So it challenged us to build a foundation that was able to scale even further. During that year, if we look at the year beforehand, we grew more than 1000% because of this peak in sales.
Adapting your mindset as you scale
Shuang: How were you adjusting your mindset to make sure that the relationship with your friends and your co-founders remained intact as you scaled rapidly?
Kasper: It takes a lot of reflecting and personal development. There are a ton of different answers to this, but we have actually hired an external coach to help us develop with the company. I spend a lot of time hiring and working with a lot of experienced people, telling them what I'm good at and what I'm not good at. Making them challenge me in terms of doing things better and how can we become better together.
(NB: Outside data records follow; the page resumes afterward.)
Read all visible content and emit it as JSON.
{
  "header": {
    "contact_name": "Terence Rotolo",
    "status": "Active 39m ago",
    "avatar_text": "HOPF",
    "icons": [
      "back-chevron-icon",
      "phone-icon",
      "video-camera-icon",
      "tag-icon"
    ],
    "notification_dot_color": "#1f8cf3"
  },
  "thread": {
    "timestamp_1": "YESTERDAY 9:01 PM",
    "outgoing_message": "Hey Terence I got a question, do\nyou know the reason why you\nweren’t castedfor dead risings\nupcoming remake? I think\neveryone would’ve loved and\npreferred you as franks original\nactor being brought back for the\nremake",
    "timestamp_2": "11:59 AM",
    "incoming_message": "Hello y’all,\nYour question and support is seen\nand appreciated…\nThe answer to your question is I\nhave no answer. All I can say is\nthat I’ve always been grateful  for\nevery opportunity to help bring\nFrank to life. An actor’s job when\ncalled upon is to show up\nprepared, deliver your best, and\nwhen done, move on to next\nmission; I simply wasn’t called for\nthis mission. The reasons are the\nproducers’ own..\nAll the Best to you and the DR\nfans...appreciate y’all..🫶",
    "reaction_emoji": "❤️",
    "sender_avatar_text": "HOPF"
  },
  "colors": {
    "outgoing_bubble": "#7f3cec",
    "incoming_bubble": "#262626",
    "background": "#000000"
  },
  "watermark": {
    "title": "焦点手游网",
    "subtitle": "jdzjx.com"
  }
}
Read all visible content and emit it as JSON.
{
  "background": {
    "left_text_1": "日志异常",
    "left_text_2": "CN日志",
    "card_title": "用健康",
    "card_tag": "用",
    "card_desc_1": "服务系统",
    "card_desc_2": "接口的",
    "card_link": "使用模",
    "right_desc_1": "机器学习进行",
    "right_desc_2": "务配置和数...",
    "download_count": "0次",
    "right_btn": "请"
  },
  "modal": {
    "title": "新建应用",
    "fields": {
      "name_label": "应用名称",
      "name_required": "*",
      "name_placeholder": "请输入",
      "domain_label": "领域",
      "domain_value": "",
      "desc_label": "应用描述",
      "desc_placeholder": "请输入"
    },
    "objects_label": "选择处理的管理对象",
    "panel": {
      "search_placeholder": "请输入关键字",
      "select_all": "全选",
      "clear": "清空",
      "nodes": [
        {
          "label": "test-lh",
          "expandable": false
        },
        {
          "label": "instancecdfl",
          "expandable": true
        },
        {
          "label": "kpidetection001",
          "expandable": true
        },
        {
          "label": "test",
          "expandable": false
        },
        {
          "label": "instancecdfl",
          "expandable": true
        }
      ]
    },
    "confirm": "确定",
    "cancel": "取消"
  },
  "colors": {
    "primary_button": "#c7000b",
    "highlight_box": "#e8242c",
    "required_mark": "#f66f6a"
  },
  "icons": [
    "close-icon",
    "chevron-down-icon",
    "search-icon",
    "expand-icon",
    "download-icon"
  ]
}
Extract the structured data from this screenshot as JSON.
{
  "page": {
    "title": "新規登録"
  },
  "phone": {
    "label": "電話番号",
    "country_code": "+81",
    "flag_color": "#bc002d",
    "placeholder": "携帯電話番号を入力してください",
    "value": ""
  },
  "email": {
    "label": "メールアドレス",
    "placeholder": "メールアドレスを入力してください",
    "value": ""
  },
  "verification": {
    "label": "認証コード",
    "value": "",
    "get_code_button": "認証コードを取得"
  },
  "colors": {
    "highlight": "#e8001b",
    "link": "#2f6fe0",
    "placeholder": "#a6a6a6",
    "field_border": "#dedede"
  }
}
Christian: It's really important you understand that you can't keep having so many responsibilities and so many jobs as you did in the beginning. It's not because you're not good at them, but if we want to scale, we need to start specializing. That's what we've been doing the last couple of years. We gave away responsibilities that we had before to other people.
Kasper: We have been doing a quite good job at keeping the culture as entrepreneurial as when we started. This is what I hear from new colleagues starting every month. It's crazy to see the ambition and the friendliness and the helpfulness throughout the organization. I would say that the DNA is still centralized on innovation and development and the Danish culture where we believe that a great idea can come from everyone within the company. We really strive to push that forward.
When we hire people in the bigger positions, we always find people who are much smarter in this exact area than we are. Hiring people who are really smart at what they do has really made it easy for us to give away this power and control because if they do it, it'll become much better.
Shaping tomorrow’s fashion by staying true to core values
After historic years where Shaping New Tomorrow has launched online stores in multiple European markets, the team has built their first physical store abroad in Germany. As they continue to scale beyond 8-figure annual sales, Christian, Kasper, and Christoffer are focused on staying true to their core values. From using recycled materials within their products since day one to personally calling over 2000 customers who had to wait for their products, the trio is still placing their friendship and the goal of a better tomorrow at the heart of all that they do.